*What the exercise asks*
Produce the same data once more, line for line.

*Excerpted data*
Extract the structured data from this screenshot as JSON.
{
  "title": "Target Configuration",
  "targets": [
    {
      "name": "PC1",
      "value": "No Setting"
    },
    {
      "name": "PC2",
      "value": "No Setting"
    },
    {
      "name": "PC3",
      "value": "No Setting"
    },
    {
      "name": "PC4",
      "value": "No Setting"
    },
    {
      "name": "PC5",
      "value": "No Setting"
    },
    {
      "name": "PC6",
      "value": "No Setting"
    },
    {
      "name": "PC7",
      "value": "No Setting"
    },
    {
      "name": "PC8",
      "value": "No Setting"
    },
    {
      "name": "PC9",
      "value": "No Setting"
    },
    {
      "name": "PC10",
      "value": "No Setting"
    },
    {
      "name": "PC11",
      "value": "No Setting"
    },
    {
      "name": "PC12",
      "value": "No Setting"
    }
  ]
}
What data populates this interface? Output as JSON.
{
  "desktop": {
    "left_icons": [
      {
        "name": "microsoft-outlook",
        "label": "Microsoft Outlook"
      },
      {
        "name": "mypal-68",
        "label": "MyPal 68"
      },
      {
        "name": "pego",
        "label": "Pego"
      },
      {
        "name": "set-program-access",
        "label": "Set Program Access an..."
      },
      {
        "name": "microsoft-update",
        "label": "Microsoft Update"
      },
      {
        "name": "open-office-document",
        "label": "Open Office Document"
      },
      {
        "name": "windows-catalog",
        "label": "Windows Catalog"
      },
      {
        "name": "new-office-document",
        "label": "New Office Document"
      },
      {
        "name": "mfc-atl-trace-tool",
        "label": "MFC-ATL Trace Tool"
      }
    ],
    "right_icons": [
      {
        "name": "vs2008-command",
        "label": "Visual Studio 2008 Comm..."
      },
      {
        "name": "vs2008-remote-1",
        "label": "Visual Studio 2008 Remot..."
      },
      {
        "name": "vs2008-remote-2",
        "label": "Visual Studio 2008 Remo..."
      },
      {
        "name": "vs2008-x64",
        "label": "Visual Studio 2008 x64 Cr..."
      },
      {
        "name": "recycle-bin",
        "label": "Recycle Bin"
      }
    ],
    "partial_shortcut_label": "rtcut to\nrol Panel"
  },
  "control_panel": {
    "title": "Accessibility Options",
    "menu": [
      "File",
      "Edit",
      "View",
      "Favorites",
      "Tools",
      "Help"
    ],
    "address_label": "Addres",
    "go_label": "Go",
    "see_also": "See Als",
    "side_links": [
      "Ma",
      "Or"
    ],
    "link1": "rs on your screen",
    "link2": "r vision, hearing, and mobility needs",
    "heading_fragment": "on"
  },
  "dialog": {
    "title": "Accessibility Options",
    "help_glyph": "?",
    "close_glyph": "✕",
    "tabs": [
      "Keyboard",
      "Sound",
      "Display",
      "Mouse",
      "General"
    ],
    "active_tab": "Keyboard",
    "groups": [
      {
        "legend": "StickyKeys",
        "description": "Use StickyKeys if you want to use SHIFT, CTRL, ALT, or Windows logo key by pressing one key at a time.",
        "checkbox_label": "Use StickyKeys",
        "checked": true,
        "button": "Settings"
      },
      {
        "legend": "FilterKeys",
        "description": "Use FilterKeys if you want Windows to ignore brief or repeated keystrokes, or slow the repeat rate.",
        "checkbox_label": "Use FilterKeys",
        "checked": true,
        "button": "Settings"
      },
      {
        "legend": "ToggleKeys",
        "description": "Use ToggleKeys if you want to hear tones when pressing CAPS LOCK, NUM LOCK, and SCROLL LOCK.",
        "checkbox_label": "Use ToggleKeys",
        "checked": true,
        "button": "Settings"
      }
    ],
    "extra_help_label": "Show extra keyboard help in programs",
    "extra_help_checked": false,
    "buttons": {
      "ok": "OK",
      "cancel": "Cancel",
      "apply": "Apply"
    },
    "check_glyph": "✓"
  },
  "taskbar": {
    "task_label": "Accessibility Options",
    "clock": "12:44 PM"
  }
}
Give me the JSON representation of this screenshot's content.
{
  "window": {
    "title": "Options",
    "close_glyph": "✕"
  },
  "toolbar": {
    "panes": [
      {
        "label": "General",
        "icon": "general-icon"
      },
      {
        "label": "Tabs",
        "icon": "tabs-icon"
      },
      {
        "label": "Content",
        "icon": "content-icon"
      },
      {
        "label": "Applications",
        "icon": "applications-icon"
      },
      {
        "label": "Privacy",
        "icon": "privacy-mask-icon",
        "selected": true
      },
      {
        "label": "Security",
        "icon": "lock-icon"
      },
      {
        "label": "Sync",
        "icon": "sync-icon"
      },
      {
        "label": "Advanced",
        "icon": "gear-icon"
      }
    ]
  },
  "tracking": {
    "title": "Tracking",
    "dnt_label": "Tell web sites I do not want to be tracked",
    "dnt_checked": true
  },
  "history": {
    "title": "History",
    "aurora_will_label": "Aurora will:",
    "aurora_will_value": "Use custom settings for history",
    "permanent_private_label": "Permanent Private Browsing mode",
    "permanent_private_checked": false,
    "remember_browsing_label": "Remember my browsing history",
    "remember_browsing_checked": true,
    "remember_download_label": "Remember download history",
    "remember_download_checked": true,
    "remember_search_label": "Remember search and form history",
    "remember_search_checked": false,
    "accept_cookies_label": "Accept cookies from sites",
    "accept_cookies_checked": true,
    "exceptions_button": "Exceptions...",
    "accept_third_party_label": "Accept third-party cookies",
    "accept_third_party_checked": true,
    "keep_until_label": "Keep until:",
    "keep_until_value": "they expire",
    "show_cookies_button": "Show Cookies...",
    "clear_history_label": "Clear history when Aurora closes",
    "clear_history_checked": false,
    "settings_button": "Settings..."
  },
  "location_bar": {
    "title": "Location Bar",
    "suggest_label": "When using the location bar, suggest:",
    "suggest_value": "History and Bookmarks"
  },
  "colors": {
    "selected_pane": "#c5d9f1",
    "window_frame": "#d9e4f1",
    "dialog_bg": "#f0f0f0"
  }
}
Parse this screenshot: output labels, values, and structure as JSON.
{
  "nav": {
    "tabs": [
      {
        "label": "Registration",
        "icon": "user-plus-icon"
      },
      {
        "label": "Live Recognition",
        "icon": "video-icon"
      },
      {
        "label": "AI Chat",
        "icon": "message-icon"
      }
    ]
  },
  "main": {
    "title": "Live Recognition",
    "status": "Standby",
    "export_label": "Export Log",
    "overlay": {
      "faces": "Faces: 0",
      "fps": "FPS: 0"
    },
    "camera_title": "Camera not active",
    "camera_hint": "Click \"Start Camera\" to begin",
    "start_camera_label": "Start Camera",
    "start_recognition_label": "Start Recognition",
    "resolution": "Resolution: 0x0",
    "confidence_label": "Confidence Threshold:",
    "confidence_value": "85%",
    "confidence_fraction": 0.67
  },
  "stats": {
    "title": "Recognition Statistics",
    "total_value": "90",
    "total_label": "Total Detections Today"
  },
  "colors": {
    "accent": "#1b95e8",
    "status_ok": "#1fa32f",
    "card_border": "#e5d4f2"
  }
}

*Your solution*
Extract the structured data from this screenshot as JSON.
{
  "title": "Target Configuration",
  "targets": [
    {
      "name": "PC1",
      "value": "No Setting"
    },
    {
      "name": "PC2",
      "value": "No Setting"
    },
    {
      "name": "PC3",
      "value": "No Setting"
    },
    {
      "name": "PC4",
      "value": "No Setting"
    },
    {
      "name": "PC5",
      "value": "No Setting"
    },
    {
      "name": "PC6",
      "value": "No Setting"
    },
    {
      "name": "PC7",
      "value": "No Setting"
    },
    {
      "name": "PC8",
      "value": "No Setting"
    },
    {
      "name": "PC9",
      "value": "No Setting"
    },
    {
      "name": "PC10",
      "value": "No Setting"
    },
    {
      "name": "PC11",
      "value": "No Setting"
    },
    {
      "name": "PC12",
      "value": "No Setting"
    }
  ]
}
What data populates this interface? Output as JSON.
{
  "desktop": {
    "left_icons": [
      {
        "name": "microsoft-outlook",
        "label": "Microsoft Outlook"
      },
      {
        "name": "mypal-68",
        "label": "MyPal 68"
      },
      {
        "name": "pego",
        "label": "Pego"
      },
      {
        "name": "set-program-access",
        "label": "Set Program Access an..."
      },
      {
        "name": "microsoft-update",
        "label": "Microsoft Update"
      },
      {
        "name": "open-office-document",
        "label": "Open Office Document"
      },
      {
        "name": "windows-catalog",
        "label": "Windows Catalog"
      },
      {
        "name": "new-office-document",
        "label": "New Office Document"
      },
      {
        "name": "mfc-atl-trace-tool",
        "label": "MFC-ATL Trace Tool"
      }
    ],
    "right_icons": [
      {
        "name": "vs2008-command",
        "label": "Visual Studio 2008 Comm..."
      },
      {
        "name": "vs2008-remote-1",
        "label": "Visual Studio 2008 Remot..."
      },
      {
        "name": "vs2008-remote-2",
        "label": "Visual Studio 2008 Remo..."
      },
      {
        "name": "vs2008-x64",
        "label": "Visual Studio 2008 x64 Cr..."
      },
      {
        "name": "recycle-bin",
        "label": "Recycle Bin"
      }
    ],
    "partial_shortcut_label": "rtcut to\nrol Panel"
  },
  "control_panel": {
    "title": "Accessibility Options",
    "menu": [
      "File",
      "Edit",
      "View",
      "Favorites",
      "Tools",
      "Help"
    ],
    "address_label": "Addres",
    "go_label": "Go",
    "see_also": "See Als",
    "side_links": [
      "Ma",
      "Or"
    ],
    "link1": "rs on your screen",
    "link2": "r vision, hearing, and mobility needs",
    "heading_fragment": "on"
  },
  "dialog": {
    "title": "Accessibility Options",
    "help_glyph": "?",
    "close_glyph": "✕",
    "tabs": [
      "Keyboard",
      "Sound",
      "Display",
      "Mouse",
      "General"
    ],
    "active_tab": "Keyboard",
    "groups": [
      {
        "legend": "StickyKeys",
        "description": "Use StickyKeys if you want to use SHIFT, CTRL, ALT, or Windows logo key by pressing one key at a time.",
        "checkbox_label": "Use StickyKeys",
        "checked": true,
        "button": "Settings"
      },
      {
        "legend": "FilterKeys",
        "description": "Use FilterKeys if you want Windows to ignore brief or repeated keystrokes, or slow the repeat rate.",
        "checkbox_label": "Use FilterKeys",
        "checked": true,
        "button": "Settings"
      },
      {
        "legend": "ToggleKeys",
        "description": "Use ToggleKeys if you want to hear tones when pressing CAPS LOCK, NUM LOCK, and SCROLL LOCK.",
        "checkbox_label": "Use ToggleKeys",
        "checked": true,
        "button": "Settings"
      }
    ],
    "extra_help_label": "Show extra keyboard help in programs",
    "extra_help_checked": false,
    "buttons": {
      "ok": "OK",
      "cancel": "Cancel",
      "apply": "Apply"
    },
    "check_glyph": "✓"
  },
  "taskbar": {
    "task_label": "Accessibility Options",
    "clock": "12:44 PM"
  }
}
Give me the JSON representation of this screenshot's content.
{
  "window": {
    "title": "Options",
    "close_glyph": "✕"
  },
  "toolbar": {
    "panes": [
      {
        "label": "General",
        "icon": "general-icon"
      },
      {
        "label": "Tabs",
        "icon": "tabs-icon"
      },
      {
        "label": "Content",
        "icon": "content-icon"
      },
      {
        "label": "Applications",
        "icon": "applications-icon"
      },
      {
        "label": "Privacy",
        "icon": "privacy-mask-icon",
        "selected": true
      },
      {
        "label": "Security",
        "icon": "lock-icon"
      },
      {
        "label": "Sync",
        "icon": "sync-icon"
      },
      {
        "label": "Advanced",
        "icon": "gear-icon"
      }
    ]
  },
  "tracking": {
    "title": "Tracking",
    "dnt_label": "Tell web sites I do not want to be tracked",
    "dnt_checked": true
  },
  "history": {
    "title": "History",
    "aurora_will_label": "Aurora will:",
    "aurora_will_value": "Use custom settings for history",
    "permanent_private_label": "Permanent Private Browsing mode",
    "permanent_private_checked": false,
    "remember_browsing_label": "Remember my browsing history",
    "remember_browsing_checked": true,
    "remember_download_label": "Remember download history",
    "remember_download_checked": true,
    "remember_search_label": "Remember search and form history",
    "remember_search_checked": false,
    "accept_cookies_label": "Accept cookies from sites",
    "accept_cookies_checked": true,
    "exceptions_button": "Exceptions...",
    "accept_third_party_label": "Accept third-party cookies",
    "accept_third_party_checked": true,
    "keep_until_label": "Keep until:",
    "keep_until_value": "they expire",
    "show_cookies_button": "Show Cookies...",
    "clear_history_label": "Clear history when Aurora closes",
    "clear_history_checked": false,
    "settings_button": "Settings..."
  },
  "location_bar": {
    "title": "Location Bar",
    "suggest_label": "When using the location bar, suggest:",
    "suggest_value": "History and Bookmarks"
  },
  "colors": {
    "selected_pane": "#c5d9f1",
    "window_frame": "#d9e4f1",
    "dialog_bg": "#f0f0f0"
  }
}
Parse this screenshot: output labels, values, and structure as JSON.
{
  "nav": {
    "tabs": [
      {
        "label": "Registration",
        "icon": "user-plus-icon"
      },
      {
        "label": "Live Recognition",
        "icon": "video-icon"
      },
      {
        "label": "AI Chat",
        "icon": "message-icon"
      }
    ]
  },
  "main": {
    "title": "Live Recognition",
    "status": "Standby",
    "export_label": "Export Log",
    "overlay": {
      "faces": "Faces: 0",
      "fps": "FPS: 0"
    },
    "camera_title": "Camera not active",
    "camera_hint": "Click \"Start Camera\" to begin",
    "start_camera_label": "Start Camera",
    "start_recognition_label": "Start Recognition",
    "resolution": "Resolution: 0x0",
    "confidence_label": "Confidence Threshold:",
    "confidence_value": "85%",
    "confidence_fraction": 0.67
  },
  "stats": {
    "title": "Recognition Statistics",
    "total_value": "90",
    "total_label": "Total Detections Today"
  },
  "colors": {
    "accent": "#1b95e8",
    "status_ok": "#1fa32f",
    "card_border": "#e5d4f2"
  }
}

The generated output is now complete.